RECORDS FOR THE TASK
= = = =

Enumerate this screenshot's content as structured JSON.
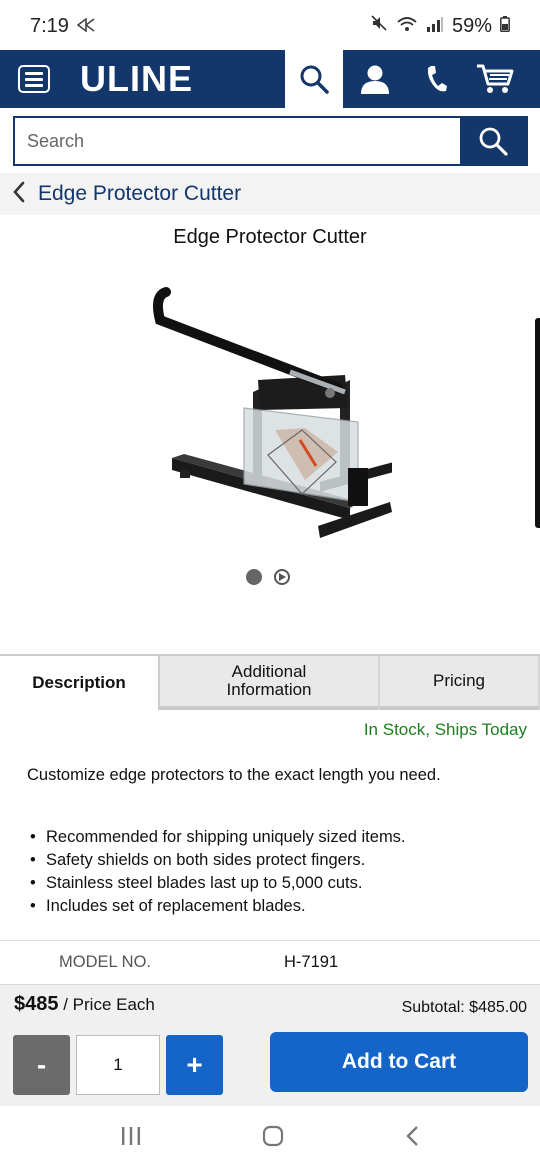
{
  "status_bar": {
    "time": "7:19",
    "battery": "59%"
  },
  "header": {
    "logo": "ULINE",
    "icons": [
      "menu-icon",
      "search-icon",
      "account-icon",
      "phone-icon",
      "cart-icon"
    ],
    "brand_color": "#13366b"
  },
  "search": {
    "placeholder": "Search"
  },
  "breadcrumb": {
    "label": "Edge Protector Cutter"
  },
  "product": {
    "title": "Edge Protector Cutter",
    "image_count": 2
  },
  "tabs": [
    {
      "label": "Description",
      "active": true
    },
    {
      "label": "Additional Information",
      "active": false
    },
    {
      "label": "Pricing",
      "active": false
    }
  ],
  "availability": "In Stock, Ships Today",
  "description": "Customize edge protectors to the exact length you need.",
  "features": [
    "Recommended for shipping uniquely sized items.",
    "Safety shields on both sides protect fingers.",
    "Stainless steel blades last up to 5,000 cuts.",
    "Includes set of replacement blades."
  ],
  "model": {
    "label": "MODEL NO.",
    "value": "H-7191"
  },
  "cart": {
    "price": "$485",
    "price_note": " / Price Each",
    "subtotal": "Subtotal: $485.00",
    "minus_label": "-",
    "quantity": "1",
    "plus_label": "+",
    "add_label": "Add to Cart",
    "accent_color": "#1565c8",
    "stock_color": "#1e7f1e"
  }
}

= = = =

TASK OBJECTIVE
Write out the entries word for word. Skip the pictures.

RESULT OF THIS TASK
Enumerate this screenshot's content as structured JSON.
{
  "status_bar": {
    "time": "7:19",
    "battery": "59%"
  },
  "header": {
    "logo": "ULINE",
    "icons": [
      "menu-icon",
      "search-icon",
      "account-icon",
      "phone-icon",
      "cart-icon"
    ],
    "brand_color": "#13366b"
  },
  "search": {
    "placeholder": "Search"
  },
  "breadcrumb": {
    "label": "Edge Protector Cutter"
  },
  "product": {
    "title": "Edge Protector Cutter",
    "image_count": 2
  },
  "tabs": [
    {
      "label": "Description",
      "active": true
    },
    {
      "label": "Additional Information",
      "active": false
    },
    {
      "label": "Pricing",
      "active": false
    }
  ],
  "availability": "In Stock, Ships Today",
  "description": "Customize edge protectors to the exact length you need.",
  "features": [
    "Recommended for shipping uniquely sized items.",
    "Safety shields on both sides protect fingers.",
    "Stainless steel blades last up to 5,000 cuts.",
    "Includes set of replacement blades."
  ],
  "model": {
    "label": "MODEL NO.",
    "value": "H-7191"
  },
  "cart": {
    "price": "$485",
    "price_note": " / Price Each",
    "subtotal": "Subtotal: $485.00",
    "minus_label": "-",
    "quantity": "1",
    "plus_label": "+",
    "add_label": "Add to Cart",
    "accent_color": "#1565c8",
    "stock_color": "#1e7f1e"
  }
}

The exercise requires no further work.